Her argument, in a brisk 260 pages, does not rely on quantitative or statistical data; instead she focuses on how people feel — what she calls the “deep story” — believing that the role of people’s emotions and feelings in politics has been neglected. As she puts it, “[W]hat, I wanted to know, do people want to feel, what do they think they should or shouldn’t feel, and what do they feel about a range of issues.” Her goal was to “know others from the inside, to see reality through their eyes.” It is her belief that “our polarization, and the increasing reality that we simply don’t know each other, makes it too easy to settle for dislike and contempt.”
The analogy that Hochschild created to describe the emotional reality of her interviewees is particularly compelling. In her analogy, Americans, like those she interviewed, are standing in a line leading up to the promised American Dream, which is just out of sight over a hill. They are waiting patiently even though it often seems to them that the line is moving very slowly, or not at all. Then, they notice that some people are cheating, cutting into line ahead of them. Who are these line-cutters? Mostly, they are minorities, women, immigrants, refugees, gays and public-sector workers taking advantage of programs and financial supports not offered to others in line. These groups — minorities, women, immigrants, gays — are the new “favored people.”

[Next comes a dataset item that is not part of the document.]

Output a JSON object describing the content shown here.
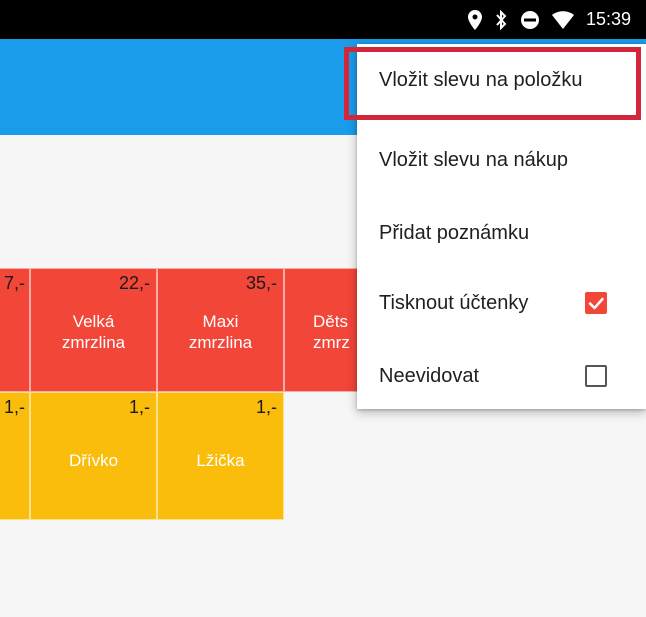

Their leader, Barack Obama, is a good example: How did he rise so high, so fast? It couldn’t have been fair; he must have had help! But who helped him? The federal government elites, those people in power who put their thumbs on the fairness scale and change the odds. They must have advanced him over other more deserving people. And now, Obama is helping his people get ahead the same way. But these people are actually less deserving than those Americans who have been waiting in line for their turn. They’ve played by the rules, but the rules don’t seem to work for them.

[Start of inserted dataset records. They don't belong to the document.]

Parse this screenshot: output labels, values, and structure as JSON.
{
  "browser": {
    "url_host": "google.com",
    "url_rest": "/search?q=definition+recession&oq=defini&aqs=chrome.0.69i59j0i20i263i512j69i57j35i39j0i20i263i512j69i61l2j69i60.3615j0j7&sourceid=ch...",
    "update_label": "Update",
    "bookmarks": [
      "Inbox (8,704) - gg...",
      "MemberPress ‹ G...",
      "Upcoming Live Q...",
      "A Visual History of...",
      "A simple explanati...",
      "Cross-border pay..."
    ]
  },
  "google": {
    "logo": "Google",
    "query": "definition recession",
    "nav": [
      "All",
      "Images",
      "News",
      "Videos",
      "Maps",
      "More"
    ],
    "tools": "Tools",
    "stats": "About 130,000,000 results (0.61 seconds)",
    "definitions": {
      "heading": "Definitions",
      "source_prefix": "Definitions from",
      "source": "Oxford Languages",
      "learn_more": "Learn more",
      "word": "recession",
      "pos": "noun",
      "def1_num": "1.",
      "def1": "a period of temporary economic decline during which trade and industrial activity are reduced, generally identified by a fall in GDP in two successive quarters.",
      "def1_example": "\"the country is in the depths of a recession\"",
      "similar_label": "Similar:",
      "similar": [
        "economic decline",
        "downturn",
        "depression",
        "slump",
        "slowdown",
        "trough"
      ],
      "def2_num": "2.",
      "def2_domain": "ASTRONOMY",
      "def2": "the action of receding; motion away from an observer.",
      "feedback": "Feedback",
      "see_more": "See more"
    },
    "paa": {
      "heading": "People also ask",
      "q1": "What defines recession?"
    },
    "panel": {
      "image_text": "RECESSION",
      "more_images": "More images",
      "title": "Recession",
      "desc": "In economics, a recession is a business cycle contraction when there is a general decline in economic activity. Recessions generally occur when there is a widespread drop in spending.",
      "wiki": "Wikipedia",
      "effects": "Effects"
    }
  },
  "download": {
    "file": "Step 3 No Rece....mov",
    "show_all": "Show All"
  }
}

This “felt” story of emotions told by Hochschild, reverberates through red-state anti-government voting. Coupled with the diminished economic chances of Americans caught in the middle and lower tiers, this “deep story” inclines red-state voters to see government intervention as part of the problem, not the solution. It predisposes them to see the regulatory state, epitomized by the EPA, as designed to help the undeserving and to disadvantage everyone who works hard, plays by the rules and takes their turn.
Republicans have understood and responded to this emotional narrative by championing, at least rhetorically, the white middle and lower class voters to whom this narrative has the most appeal. Trump, in particular, understands the importance of making an emotional connection, reveling in the vociferous approval he gets at his rallies for “telling it like it is” and ridiculing the “PC police” who want to “tell us what we should say and think.” Democrats, meanwhile, rely on appeals to the head, trying to sway voters with facts and statistics, charts and graphs, and where that fails, to guilt voters into feeling sorry for those in need.

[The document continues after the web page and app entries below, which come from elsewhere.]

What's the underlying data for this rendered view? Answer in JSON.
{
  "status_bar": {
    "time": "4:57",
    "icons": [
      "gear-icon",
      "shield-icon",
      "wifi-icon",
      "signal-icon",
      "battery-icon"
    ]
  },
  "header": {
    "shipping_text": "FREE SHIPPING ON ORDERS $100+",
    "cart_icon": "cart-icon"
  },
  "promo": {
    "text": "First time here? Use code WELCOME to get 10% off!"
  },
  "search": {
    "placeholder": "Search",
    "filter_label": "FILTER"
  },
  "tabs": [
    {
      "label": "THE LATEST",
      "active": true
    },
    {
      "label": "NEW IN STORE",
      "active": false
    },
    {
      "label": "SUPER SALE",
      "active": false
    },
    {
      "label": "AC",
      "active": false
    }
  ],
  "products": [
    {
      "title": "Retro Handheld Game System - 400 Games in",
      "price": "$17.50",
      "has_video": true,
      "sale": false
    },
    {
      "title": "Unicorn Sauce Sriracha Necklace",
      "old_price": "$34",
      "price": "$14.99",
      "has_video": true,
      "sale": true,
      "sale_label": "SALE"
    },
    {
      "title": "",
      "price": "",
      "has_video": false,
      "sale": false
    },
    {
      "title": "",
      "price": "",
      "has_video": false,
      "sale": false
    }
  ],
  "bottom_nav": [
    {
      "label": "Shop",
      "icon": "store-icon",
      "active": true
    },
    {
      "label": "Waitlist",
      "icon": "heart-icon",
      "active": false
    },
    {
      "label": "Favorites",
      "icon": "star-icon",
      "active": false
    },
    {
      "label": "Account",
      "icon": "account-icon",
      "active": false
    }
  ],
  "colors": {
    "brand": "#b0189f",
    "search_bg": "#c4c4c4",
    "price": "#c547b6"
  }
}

But these appeals are doomed from the beginning, unable to compete with the engaged emotions on the other side. Republicans understand that the head follows the heart, not the other way around. Until the Democrats learn this lesson and find a way to appeal to the hearts of those standing in line, funding the EPA and saving the coast will have to wait.
Pearson Cross is an associate professor in the Political Science Department at UL Lafayette. He holds a Ph.D. from Brandeis University (1997), and his principal areas of teaching are state and local politics, and Southern politics. Cross interviews local politicians and newsmakers on his radio show, “Bayou to the Beltway,” which airs on KRVS 88.7 FM at 12:30 p.m. on Wednesdays and 5:30 p.m. on Saturdays. Contact him at firstname.lastname@example.org.